> [What you should do]: Your copy should match the records below word for word and contain no pictures.

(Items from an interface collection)
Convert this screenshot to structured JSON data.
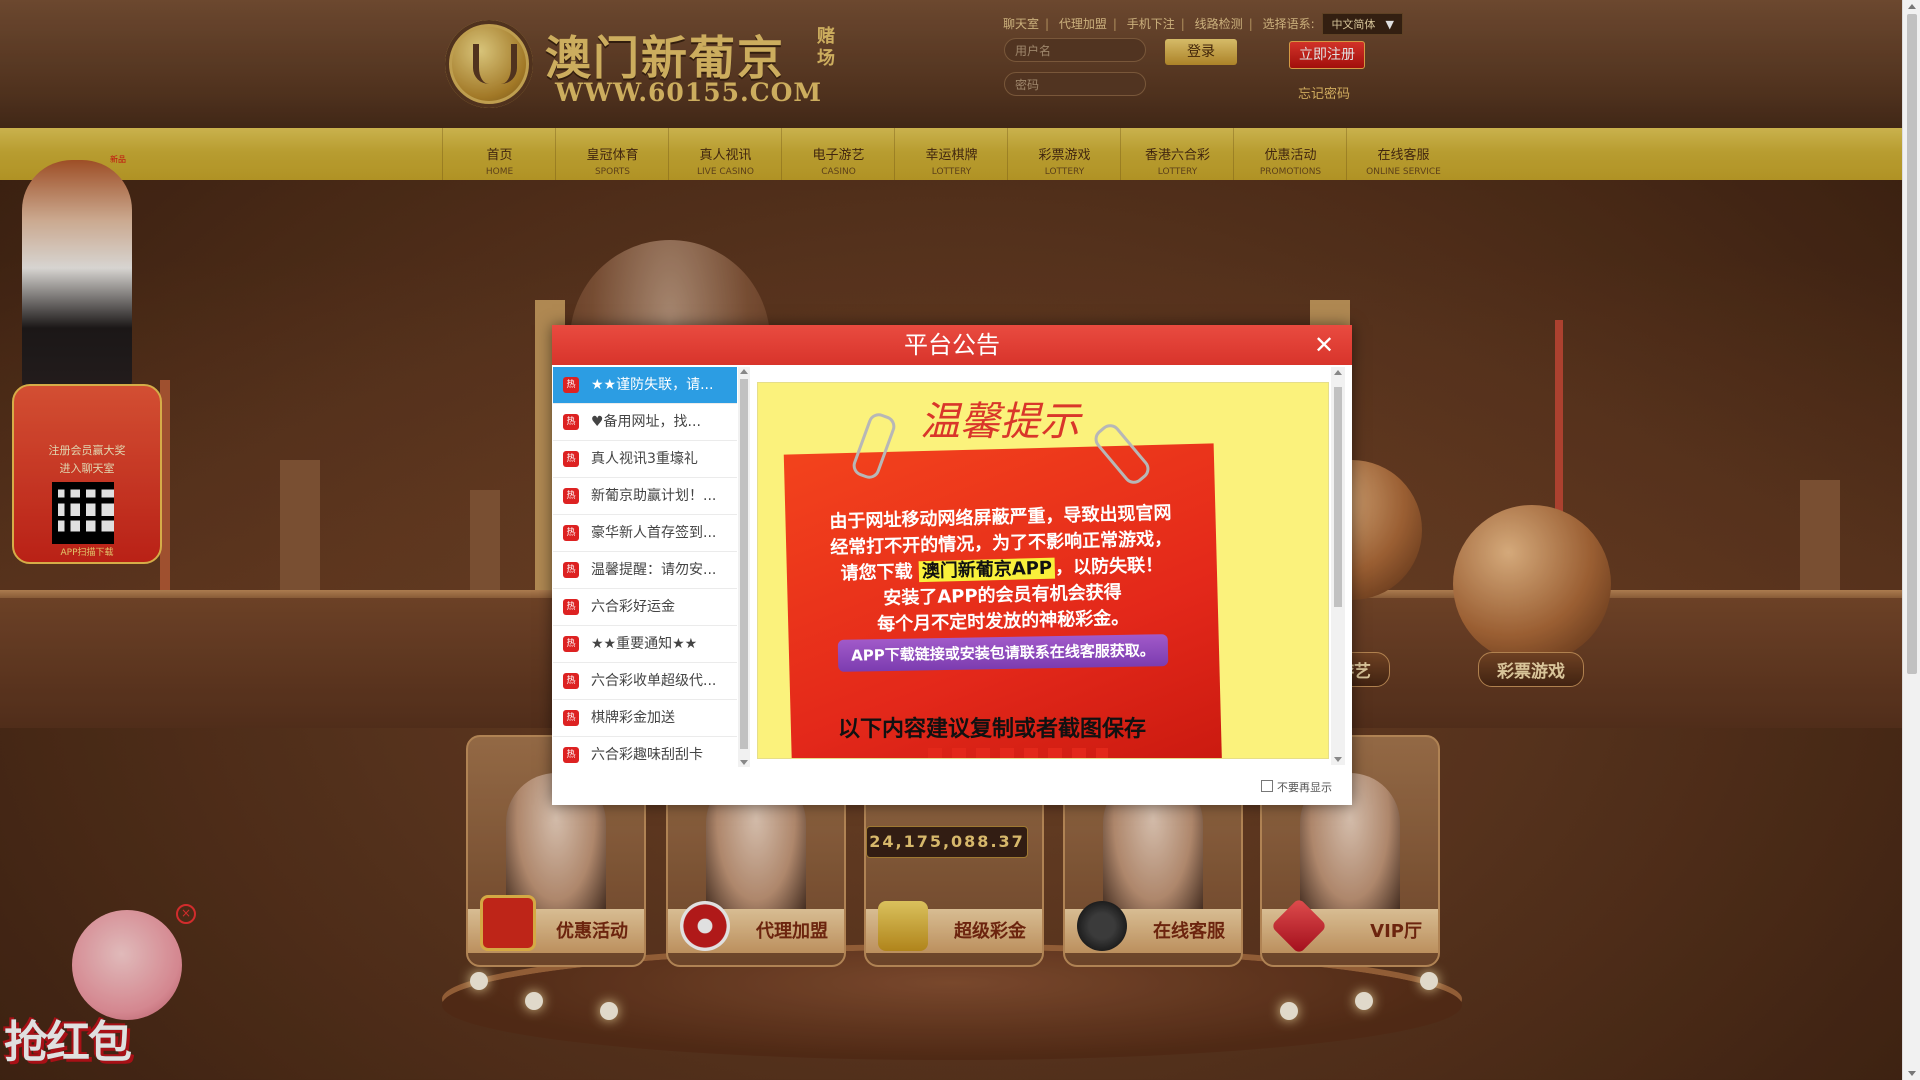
{
  "header": {
    "logo_title": "澳门新葡京",
    "logo_sub": "赌场",
    "logo_url": "WWW.60155.COM",
    "top_links": [
      "聊天室",
      "代理加盟",
      "手机下注",
      "线路检测"
    ],
    "lang_label": "选择语系:",
    "lang_value": "中文简体",
    "username_placeholder": "用户名",
    "password_placeholder": "密码",
    "login_label": "登录",
    "register_label": "立即注册",
    "forgot_label": "忘记密码"
  },
  "nav": {
    "items": [
      {
        "cn": "首页",
        "en": "HOME"
      },
      {
        "cn": "皇冠体育",
        "en": "SPORTS"
      },
      {
        "cn": "真人视讯",
        "en": "LIVE CASINO"
      },
      {
        "cn": "电子游艺",
        "en": "CASINO"
      },
      {
        "cn": "幸运棋牌",
        "en": "LOTTERY"
      },
      {
        "cn": "彩票游戏",
        "en": "LOTTERY"
      },
      {
        "cn": "香港六合彩",
        "en": "LOTTERY"
      },
      {
        "cn": "优惠活动",
        "en": "PROMOTIONS"
      },
      {
        "cn": "在线客服",
        "en": "ONLINE SERVICE"
      }
    ],
    "new_badge": "新品"
  },
  "scene": {
    "sphere_labels": [
      "游艺",
      "彩票游戏"
    ]
  },
  "cards": [
    {
      "label": "优惠活动",
      "icon": "gift-icon"
    },
    {
      "label": "代理加盟",
      "icon": "chip-icon"
    },
    {
      "label": "超级彩金",
      "icon": "gold-icon"
    },
    {
      "label": "在线客服",
      "icon": "headset-icon"
    },
    {
      "label": "VIP厅",
      "icon": "vip-gem-icon"
    }
  ],
  "jackpot_value": "24,175,088.37",
  "left_promo": {
    "line1": "注册会员赢大奖",
    "line2": "进入聊天室",
    "download": "APP扫描下载"
  },
  "hongbao_label": "抢红包",
  "modal": {
    "title": "平台公告",
    "list": [
      "★★谨防失联，请...",
      "♥备用网址，找...",
      "真人视讯3重壕礼",
      "新葡京助赢计划！...",
      "豪华新人首存签到...",
      "温馨提醒：请勿安...",
      "六合彩好运金",
      "★★重要通知★★",
      "六合彩收单超级代...",
      "棋牌彩金加送",
      "六合彩趣味刮刮卡"
    ],
    "hot_tag": "热",
    "notice": {
      "title": "温馨提示",
      "line1": "由于网址移动网络屏蔽严重，导致出现官网",
      "line2": "经常打不开的情况，为了不影响正常游戏，",
      "line3_pre": "请您下载",
      "line3_hl": "澳门新葡京APP",
      "line3_post": "，以防失联！",
      "line4": "安装了APP的会员有机会获得",
      "line5": "每个月不定时发放的神秘彩金。",
      "purple": "APP下载链接或安装包请联系在线客服获取。",
      "save_tip": "以下内容建议复制或者截图保存"
    },
    "dont_show": "不要再显示"
  }
}
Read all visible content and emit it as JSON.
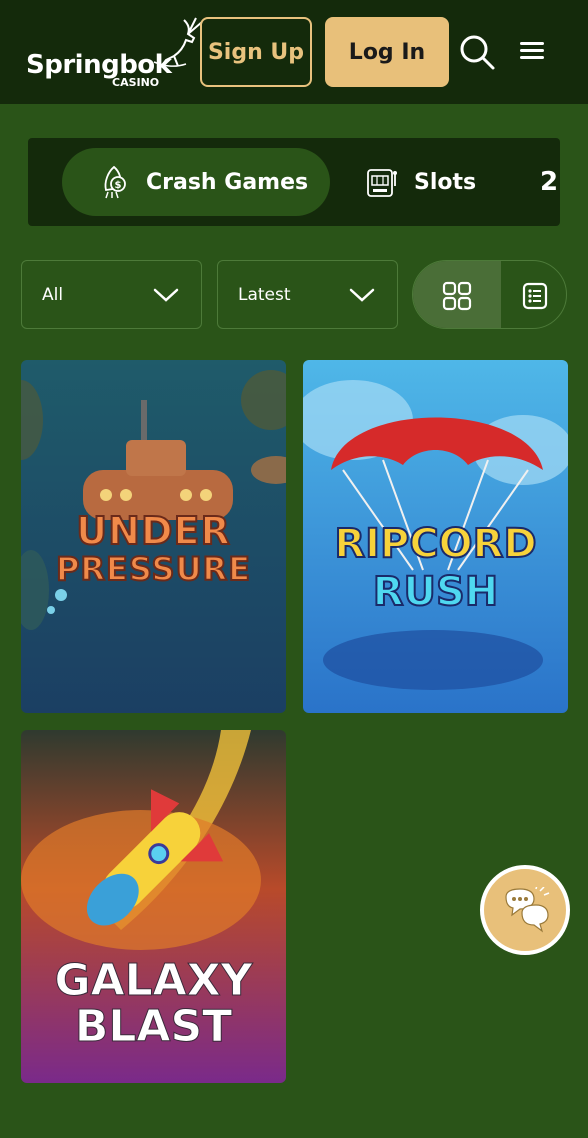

> [Answer to the problem]:
Convert this screenshot to structured JSON data.
{
  "header": {
    "logo_title": "澳门新葡京",
    "logo_sub": "赌场",
    "logo_url": "WWW.60155.COM",
    "top_links": [
      "聊天室",
      "代理加盟",
      "手机下注",
      "线路检测"
    ],
    "lang_label": "选择语系:",
    "lang_value": "中文简体",
    "username_placeholder": "用户名",
    "password_placeholder": "密码",
    "login_label": "登录",
    "register_label": "立即注册",
    "forgot_label": "忘记密码"
  },
  "nav": {
    "items": [
      {
        "cn": "首页",
        "en": "HOME"
      },
      {
        "cn": "皇冠体育",
        "en": "SPORTS"
      },
      {
        "cn": "真人视讯",
        "en": "LIVE CASINO"
      },
      {
        "cn": "电子游艺",
        "en": "CASINO"
      },
      {
        "cn": "幸运棋牌",
        "en": "LOTTERY"
      },
      {
        "cn": "彩票游戏",
        "en": "LOTTERY"
      },
      {
        "cn": "香港六合彩",
        "en": "LOTTERY"
      },
      {
        "cn": "优惠活动",
        "en": "PROMOTIONS"
      },
      {
        "cn": "在线客服",
        "en": "ONLINE SERVICE"
      }
    ],
    "new_badge": "新品"
  },
  "scene": {
    "sphere_labels": [
      "游艺",
      "彩票游戏"
    ]
  },
  "cards": [
    {
      "label": "优惠活动",
      "icon": "gift-icon"
    },
    {
      "label": "代理加盟",
      "icon": "chip-icon"
    },
    {
      "label": "超级彩金",
      "icon": "gold-icon"
    },
    {
      "label": "在线客服",
      "icon": "headset-icon"
    },
    {
      "label": "VIP厅",
      "icon": "vip-gem-icon"
    }
  ],
  "jackpot_value": "24,175,088.37",
  "left_promo": {
    "line1": "注册会员赢大奖",
    "line2": "进入聊天室",
    "download": "APP扫描下载"
  },
  "hongbao_label": "抢红包",
  "modal": {
    "title": "平台公告",
    "list": [
      "★★谨防失联，请...",
      "♥备用网址，找...",
      "真人视讯3重壕礼",
      "新葡京助赢计划！...",
      "豪华新人首存签到...",
      "温馨提醒：请勿安...",
      "六合彩好运金",
      "★★重要通知★★",
      "六合彩收单超级代...",
      "棋牌彩金加送",
      "六合彩趣味刮刮卡"
    ],
    "hot_tag": "热",
    "notice": {
      "title": "温馨提示",
      "line1": "由于网址移动网络屏蔽严重，导致出现官网",
      "line2": "经常打不开的情况，为了不影响正常游戏，",
      "line3_pre": "请您下载",
      "line3_hl": "澳门新葡京APP",
      "line3_post": "，以防失联！",
      "line4": "安装了APP的会员有机会获得",
      "line5": "每个月不定时发放的神秘彩金。",
      "purple": "APP下载链接或安装包请联系在线客服获取。",
      "save_tip": "以下内容建议复制或者截图保存"
    },
    "dont_show": "不要再显示"
  }
}
Read all visible content and emit it as JSON.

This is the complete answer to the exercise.